Central figures of the gay rights movement in the 1960s, Marsha P. Johnson and Sylvia Rivera, are to have a monument dedicated to them in New York City.
The two iconic figures were at the forefront of the uprising against homophobic and transphobic abuse, which came to a head during the Stonewall riots of 1969, a crucial and era-defining moment in the struggle for LGBTQ+ rights.
The monument marks the 50th anniversary of the riots led by the two trans activists of colour – tipped to be built in Ruth Wittenberg Triangle in Greenwich Village near the original site of the uprising – and is due to be one of the first monuments of its kind commemorating transgender people.
New York’s first lady, Chirlane McCray, was full of praise for the plans telling The New York Times: “The LGBTQ+ movement was portrayed very much as a white, gay male movement… this monument counters that trend of whitewashing the history.”
Self-described “street queen” Marsha P. Johnson and drag queen Sylvia Rivera were on the frontlines of the 1969 riots at Stonewall Inn, a haven for the LGBTQ+ community in a society where they faced regular discrimination. Police descended on the bar on the grounds of carrying out alcohol and licensing checks, but the excessive police force was met with resistance from the patrons.

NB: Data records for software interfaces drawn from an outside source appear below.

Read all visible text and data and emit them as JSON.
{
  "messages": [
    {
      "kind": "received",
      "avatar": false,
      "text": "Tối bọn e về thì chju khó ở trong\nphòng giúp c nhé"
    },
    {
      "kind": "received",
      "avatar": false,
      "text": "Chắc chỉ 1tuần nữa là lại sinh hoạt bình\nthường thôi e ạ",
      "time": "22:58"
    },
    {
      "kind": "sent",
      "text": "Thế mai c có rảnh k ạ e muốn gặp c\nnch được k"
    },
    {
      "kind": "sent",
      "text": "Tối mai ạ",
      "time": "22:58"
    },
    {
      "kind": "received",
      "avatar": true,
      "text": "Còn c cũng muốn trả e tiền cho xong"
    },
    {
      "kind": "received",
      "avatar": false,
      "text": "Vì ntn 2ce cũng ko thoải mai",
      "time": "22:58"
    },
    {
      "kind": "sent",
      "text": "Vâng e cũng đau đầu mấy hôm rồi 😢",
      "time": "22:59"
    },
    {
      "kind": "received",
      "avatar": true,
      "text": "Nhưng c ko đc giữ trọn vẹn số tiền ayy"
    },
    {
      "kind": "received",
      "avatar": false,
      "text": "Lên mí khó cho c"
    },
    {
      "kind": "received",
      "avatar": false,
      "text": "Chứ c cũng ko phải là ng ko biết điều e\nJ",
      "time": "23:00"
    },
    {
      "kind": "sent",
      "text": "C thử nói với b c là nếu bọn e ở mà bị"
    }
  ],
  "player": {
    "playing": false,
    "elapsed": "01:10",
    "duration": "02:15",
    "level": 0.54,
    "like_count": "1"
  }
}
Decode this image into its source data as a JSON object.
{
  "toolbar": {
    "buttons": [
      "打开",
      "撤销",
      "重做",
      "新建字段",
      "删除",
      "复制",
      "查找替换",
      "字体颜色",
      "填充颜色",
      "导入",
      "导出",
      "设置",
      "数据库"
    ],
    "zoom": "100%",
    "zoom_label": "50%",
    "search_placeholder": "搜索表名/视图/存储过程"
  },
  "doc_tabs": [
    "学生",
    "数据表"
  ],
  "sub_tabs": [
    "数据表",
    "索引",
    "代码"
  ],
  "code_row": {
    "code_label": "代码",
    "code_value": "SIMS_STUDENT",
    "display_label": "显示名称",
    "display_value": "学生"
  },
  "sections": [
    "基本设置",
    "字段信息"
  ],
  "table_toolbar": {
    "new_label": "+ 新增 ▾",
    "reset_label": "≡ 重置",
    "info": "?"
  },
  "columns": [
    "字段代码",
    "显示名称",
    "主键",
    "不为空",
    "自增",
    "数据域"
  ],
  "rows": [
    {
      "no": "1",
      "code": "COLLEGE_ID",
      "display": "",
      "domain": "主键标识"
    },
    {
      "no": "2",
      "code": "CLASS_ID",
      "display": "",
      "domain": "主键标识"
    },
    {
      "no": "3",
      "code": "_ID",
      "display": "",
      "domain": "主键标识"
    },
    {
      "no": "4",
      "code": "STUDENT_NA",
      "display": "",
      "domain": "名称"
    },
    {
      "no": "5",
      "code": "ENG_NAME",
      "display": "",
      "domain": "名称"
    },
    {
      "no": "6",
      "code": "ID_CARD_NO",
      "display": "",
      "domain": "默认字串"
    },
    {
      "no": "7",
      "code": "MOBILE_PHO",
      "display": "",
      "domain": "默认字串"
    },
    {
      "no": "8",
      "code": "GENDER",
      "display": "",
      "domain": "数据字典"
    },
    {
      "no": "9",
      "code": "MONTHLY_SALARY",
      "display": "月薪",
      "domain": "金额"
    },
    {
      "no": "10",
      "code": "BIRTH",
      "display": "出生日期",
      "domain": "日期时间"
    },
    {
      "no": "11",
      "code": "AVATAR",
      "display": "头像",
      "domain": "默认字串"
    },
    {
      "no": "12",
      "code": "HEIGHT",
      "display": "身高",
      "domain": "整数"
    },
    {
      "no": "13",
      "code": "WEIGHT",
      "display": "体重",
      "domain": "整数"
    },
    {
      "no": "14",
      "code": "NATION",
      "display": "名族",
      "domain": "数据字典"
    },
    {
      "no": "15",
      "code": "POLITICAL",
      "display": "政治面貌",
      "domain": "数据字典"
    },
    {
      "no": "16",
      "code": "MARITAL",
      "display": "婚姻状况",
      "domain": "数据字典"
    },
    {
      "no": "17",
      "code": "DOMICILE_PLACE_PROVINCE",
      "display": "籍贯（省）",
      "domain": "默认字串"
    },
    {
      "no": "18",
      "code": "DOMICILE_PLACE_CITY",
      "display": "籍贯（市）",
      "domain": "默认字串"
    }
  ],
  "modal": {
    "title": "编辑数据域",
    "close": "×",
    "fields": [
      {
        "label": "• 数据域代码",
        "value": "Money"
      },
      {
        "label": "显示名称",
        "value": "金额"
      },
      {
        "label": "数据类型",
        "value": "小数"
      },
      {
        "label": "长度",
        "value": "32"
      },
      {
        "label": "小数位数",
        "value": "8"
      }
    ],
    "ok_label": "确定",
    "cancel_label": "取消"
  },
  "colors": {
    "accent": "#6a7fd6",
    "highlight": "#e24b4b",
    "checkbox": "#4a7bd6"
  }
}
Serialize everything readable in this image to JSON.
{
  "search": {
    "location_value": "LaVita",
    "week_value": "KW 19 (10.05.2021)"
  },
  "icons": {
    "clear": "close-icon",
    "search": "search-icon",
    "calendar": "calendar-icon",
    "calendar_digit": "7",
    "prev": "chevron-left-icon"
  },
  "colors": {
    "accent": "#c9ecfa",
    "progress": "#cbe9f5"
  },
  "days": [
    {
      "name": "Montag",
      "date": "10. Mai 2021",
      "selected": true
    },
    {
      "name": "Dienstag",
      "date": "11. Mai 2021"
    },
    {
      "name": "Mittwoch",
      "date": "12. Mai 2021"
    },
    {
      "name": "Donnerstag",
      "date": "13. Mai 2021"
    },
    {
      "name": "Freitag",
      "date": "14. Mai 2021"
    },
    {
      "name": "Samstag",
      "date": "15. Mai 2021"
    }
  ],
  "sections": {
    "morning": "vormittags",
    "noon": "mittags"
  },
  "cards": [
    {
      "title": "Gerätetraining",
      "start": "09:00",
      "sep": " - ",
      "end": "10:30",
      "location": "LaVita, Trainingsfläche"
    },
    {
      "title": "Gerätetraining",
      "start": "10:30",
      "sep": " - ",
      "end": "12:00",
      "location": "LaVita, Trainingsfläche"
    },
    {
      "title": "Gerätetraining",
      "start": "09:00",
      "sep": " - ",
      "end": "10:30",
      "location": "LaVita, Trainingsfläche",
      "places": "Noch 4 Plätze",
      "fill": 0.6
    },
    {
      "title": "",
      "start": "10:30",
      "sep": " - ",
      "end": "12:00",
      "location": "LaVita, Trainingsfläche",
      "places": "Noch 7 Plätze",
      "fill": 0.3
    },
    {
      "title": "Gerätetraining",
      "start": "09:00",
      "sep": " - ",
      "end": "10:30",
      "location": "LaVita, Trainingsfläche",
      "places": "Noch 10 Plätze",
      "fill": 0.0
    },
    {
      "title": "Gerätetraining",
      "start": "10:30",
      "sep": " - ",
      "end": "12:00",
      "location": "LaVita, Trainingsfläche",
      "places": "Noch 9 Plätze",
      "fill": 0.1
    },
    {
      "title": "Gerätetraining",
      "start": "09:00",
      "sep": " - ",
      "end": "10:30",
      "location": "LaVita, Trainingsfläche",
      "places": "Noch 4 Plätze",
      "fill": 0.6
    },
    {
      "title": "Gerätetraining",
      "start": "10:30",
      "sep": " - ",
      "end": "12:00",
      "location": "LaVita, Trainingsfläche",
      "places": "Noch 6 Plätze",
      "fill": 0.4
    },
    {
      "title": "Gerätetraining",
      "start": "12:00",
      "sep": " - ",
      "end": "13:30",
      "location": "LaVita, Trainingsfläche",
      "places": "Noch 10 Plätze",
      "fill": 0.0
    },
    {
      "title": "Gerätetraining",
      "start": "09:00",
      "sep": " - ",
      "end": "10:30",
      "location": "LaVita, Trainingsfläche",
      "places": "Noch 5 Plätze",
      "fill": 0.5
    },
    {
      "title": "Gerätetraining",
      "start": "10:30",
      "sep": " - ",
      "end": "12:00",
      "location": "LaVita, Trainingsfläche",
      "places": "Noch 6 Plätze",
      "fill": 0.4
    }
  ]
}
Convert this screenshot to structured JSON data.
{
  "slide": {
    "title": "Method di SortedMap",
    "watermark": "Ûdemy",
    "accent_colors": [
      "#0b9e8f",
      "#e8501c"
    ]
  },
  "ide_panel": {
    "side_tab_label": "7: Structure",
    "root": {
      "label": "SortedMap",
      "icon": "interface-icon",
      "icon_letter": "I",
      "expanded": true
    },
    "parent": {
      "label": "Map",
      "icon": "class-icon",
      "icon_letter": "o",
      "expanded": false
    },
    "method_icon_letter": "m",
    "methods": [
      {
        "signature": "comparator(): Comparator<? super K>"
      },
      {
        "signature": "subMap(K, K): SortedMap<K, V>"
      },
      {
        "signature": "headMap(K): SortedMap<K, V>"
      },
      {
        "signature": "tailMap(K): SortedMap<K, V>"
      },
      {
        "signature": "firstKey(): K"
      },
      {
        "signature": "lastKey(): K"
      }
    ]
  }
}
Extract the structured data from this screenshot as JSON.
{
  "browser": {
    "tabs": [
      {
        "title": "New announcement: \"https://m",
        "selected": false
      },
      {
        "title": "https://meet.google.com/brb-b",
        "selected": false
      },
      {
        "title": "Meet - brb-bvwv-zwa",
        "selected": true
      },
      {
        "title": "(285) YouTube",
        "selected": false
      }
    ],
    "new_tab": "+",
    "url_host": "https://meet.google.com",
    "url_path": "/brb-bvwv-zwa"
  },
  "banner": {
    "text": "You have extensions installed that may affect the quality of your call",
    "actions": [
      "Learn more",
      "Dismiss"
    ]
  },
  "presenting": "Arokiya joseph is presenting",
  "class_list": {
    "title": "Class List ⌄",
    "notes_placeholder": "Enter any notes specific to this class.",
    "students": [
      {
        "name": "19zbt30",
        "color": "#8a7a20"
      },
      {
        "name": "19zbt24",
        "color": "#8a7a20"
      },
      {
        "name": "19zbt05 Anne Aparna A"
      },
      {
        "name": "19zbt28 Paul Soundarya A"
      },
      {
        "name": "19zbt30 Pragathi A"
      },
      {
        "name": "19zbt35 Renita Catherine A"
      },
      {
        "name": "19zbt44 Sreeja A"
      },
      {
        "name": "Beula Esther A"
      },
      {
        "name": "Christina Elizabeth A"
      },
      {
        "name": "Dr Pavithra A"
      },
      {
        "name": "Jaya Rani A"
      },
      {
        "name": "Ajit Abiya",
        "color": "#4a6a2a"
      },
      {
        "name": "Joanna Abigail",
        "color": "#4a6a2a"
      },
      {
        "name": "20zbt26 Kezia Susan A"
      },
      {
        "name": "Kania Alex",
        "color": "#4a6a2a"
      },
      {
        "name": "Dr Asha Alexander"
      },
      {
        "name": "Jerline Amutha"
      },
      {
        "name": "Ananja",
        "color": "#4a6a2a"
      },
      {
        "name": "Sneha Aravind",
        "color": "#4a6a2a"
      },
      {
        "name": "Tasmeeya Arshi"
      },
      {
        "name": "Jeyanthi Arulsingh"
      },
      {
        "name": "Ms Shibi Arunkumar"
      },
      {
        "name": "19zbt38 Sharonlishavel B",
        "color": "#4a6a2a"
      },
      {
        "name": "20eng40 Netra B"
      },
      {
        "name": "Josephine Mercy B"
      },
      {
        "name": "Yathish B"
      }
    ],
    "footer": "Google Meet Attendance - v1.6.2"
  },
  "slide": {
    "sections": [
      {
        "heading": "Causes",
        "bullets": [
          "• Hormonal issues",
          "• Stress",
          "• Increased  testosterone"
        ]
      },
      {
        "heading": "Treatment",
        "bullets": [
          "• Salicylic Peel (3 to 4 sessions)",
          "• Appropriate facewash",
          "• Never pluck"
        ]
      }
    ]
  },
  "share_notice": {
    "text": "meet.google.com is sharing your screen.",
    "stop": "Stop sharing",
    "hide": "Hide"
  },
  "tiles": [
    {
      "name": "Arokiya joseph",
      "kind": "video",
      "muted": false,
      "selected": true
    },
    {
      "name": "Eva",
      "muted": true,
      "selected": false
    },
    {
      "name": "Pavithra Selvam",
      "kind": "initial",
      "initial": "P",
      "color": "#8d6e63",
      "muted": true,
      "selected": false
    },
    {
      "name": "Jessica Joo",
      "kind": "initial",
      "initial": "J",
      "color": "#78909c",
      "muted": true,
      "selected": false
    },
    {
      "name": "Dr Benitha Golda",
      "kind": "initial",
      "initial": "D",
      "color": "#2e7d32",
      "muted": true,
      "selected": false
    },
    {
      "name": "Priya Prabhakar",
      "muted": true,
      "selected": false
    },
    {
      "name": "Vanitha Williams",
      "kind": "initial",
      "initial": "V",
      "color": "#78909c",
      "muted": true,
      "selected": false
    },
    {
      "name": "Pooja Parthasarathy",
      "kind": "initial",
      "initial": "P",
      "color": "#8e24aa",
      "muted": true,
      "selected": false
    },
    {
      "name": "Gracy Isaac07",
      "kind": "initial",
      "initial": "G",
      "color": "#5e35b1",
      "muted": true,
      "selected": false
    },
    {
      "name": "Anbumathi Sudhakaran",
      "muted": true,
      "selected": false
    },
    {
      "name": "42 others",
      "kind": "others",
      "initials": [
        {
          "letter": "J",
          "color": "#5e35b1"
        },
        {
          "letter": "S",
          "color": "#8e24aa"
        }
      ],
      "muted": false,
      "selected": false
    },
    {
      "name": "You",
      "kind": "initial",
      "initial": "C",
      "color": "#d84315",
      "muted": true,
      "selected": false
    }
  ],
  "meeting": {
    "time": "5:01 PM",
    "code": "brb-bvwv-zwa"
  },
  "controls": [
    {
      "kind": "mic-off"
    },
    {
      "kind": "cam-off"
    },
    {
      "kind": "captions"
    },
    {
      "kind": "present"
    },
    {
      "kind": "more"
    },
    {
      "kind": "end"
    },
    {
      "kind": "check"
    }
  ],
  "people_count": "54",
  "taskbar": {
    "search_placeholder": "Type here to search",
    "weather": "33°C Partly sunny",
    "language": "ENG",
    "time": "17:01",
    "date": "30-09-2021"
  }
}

It’s part of queer legend that Rivera, who began living in New York on her own as a child prostitute when she was just 11, threw the first bottle. In a 1995 interview she says: “Marsha was the first friend I made on 42nd Street… she was 17. Marsha plugged in the light for me.” Officials hope that the monument dedicated to the pair will be finished by 2021, and the search for an artist to commission has begun.